# Triangles, triangles, triangles!

It’s no secret that most students aren’t massive fans of the geometry questions on the SAT math. And why would they be? If you’re taking your SAT your junior or senior year, in all likelihood you haven’t thought about geometry in awhile… and reviewing a ton of formulas about shapes isn’t too many students’ idea of a good time.

But, contrary to how it might feel, the geometry questions are your friends. The majority of SAT geometry questions are extremely simple, and mostly revolve around triangles, circles, and quadrilaterals (squares, rectangles, etc).

Here are some simple tips for dealing with the SATs most common geometric shape,** the triangle!**

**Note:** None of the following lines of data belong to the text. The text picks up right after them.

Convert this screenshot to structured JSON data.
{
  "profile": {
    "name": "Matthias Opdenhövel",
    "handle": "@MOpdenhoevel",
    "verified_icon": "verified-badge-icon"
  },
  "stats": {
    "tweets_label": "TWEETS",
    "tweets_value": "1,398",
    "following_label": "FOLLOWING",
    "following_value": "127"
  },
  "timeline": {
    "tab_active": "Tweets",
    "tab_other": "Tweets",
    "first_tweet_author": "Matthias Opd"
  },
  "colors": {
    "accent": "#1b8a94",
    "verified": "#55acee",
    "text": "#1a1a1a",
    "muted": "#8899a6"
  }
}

### Get those formulas down.

Rule of 180: The sum of interior angles of a triangle equals 180 degrees. (In layman’s terms: add up all three angles, and you’ll get 180.)

Pythagorean Theorem: a^2 + b^2 = c^2, where a and b are the legs of a right triangle and c is the hypotenuse.

Area of a triangle: (1/2)(base)(height). Keep in mind that the base and height are perpendicular to each other.

### The base and height for an isosceles right triangle are the same.

Oftentimes the SAT will try and fool you by giving you the area of an isosceles right triangle and asking for the height. Don’t give up! Remember that for an isosceles right triangle, base and height are the same — which means that if the area of the triangle is 12, we can find the side of the triangle by using the formula 12 = (1/2)(b^2).

### Split an equilateral triangle into two 30-60-90 triangles.

This is a big one. If you’re doing a difficult triangle problem that involves an equilateral triangle, consider splitting it down the middle! Particularly in triangle problems that involve equilateral triangles and area, splitting the original triangle often makes it considerably easier to find the height… which makes it considerably easier to rack up the points.

### Remember that all special right triangles are printed in the front of your exam booklet.

This means there is no excuse for missing a special right triangle problem–you don’t even need to memorize the rules! All you need to do is be able to *recognize* a special right triangle. Keep in mind that any isosceles right triangle is 45-45-90, and that if you see a 30 degree or 60 degree angle on a right triangle, it’s a 30-60-90.

Don’t be afraid to double-check! The formulas printed in the beginning of the book are there to help you.

### Remember that variables are just numbers.

Supplementary angles add up to 180. So if one angle is 80 degrees, the other is 100. Seems easy enough, right?

On the SAT, difficult triangle questions will oftentimes have you finding the supplementary angle of a variable instead of a number. Don’t let this confuse you! The supplementary angle of z is (180 – z). The supplementary angle of (m + n) is (180 – [m + n]). Variables are numbers too!

### Always write your equations down.

It seems silly, but writing down your equations can be extremely helpful. If you’re stuck, writing down something as simple as the area formula can give you a place to start, and get your brain going!

*What other tricks do you use to tackle triangles? Leave your best tips in the comments below!*